Cluster initiatives in France: Pôles de competitivité

The Pôle de competitivité concept originated in France, with the aim of developing sectors and areas of research which are key to enhancing competitiveness. In order to achieve this objective, it was considered essential to bring together any public or private agents who could add value and generate knowledge. A Pôle de competitivité is defined as the concentration in a specific geographical area of public or private companies, training establishments and research centres, which form a partnership to develop innovative projects. Its objectives include: the consolidation of alliances or partnerships between agents with proven and complementary expertise; the development of strategic collaborative R&D projects which can benefit from public subsidies (particularly those originating from specific inter-ministerial funds); and the promotion of a global environment which encourages innovation and interaction among all the agents involved by designing support strategies in specific areas such as training and human resources, intellectual property and private funding, international development, etc.

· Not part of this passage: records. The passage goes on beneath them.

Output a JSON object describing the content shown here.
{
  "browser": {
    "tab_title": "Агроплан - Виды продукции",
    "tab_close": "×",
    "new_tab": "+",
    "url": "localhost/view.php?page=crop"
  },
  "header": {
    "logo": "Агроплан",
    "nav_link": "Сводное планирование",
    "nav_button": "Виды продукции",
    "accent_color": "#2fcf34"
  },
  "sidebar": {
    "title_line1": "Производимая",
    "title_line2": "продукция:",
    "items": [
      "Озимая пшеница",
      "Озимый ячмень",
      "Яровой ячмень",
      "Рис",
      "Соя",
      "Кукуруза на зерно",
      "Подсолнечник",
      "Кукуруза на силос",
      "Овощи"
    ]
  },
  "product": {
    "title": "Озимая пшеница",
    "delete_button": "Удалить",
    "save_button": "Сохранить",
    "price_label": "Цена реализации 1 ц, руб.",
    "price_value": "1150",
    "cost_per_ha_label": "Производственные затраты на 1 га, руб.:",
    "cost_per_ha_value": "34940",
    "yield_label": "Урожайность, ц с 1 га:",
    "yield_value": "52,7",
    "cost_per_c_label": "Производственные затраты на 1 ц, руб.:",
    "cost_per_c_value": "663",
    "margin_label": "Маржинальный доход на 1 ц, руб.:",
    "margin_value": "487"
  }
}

As of 2011 there were a total of 71 such clusters around the country and they have successfully managed to channel the benefits of promoting innovation and collaboration between Universities and Companies. A good example is Nord-Pas de Calais. Another key aspect to their success is that they offer personalised support which is adapted to the real needs of businesses. They have also succeeded in changing the approach and mentality of universities towards the concept of collaboration, by establishing the principle that participating in competitive clusters offers them an interesting source of finance. Each cluster operates as an independent entity although they may seek involvement in complementary projects and work in partnership with others. Similarly, a project can receive support from two different clusters. An example of this is the DECARTE project (http://www.polemaud.com/actualites-pole-competitivite/le-projet-decarte-prime.html).  

Implementation process

Agents required for implementation

Creating clusters such as those described above requires the direct involvement of Government, companies and research institutes.

View explanatory caption


  1. http://www.ae-network.de - Automotive Engineering Network.
  2. http://www.clusterforum.org - Clusted Linked Over Europe.
  3. http://www.cyberforum.de
  4. http://www.eco.at/cms/223/English/ - Eco World Styria.
  5. http://www.energieforum-karlsruhe.de/ - Energy Forum Karlsruhe.
  6. http://www.mobileskarlsruhe.de - Mobile Region Karlsruhe.
  7. http://www.nanomat.de - Nanomat, ein überregionales NETZWERK für Materialien der Nanotechnologie.
  8. http://www.venetonanotech.it/it/- Veneto Nanotech, Nanotechnology applied to materials.
  9. www.competitivite.gouv.fr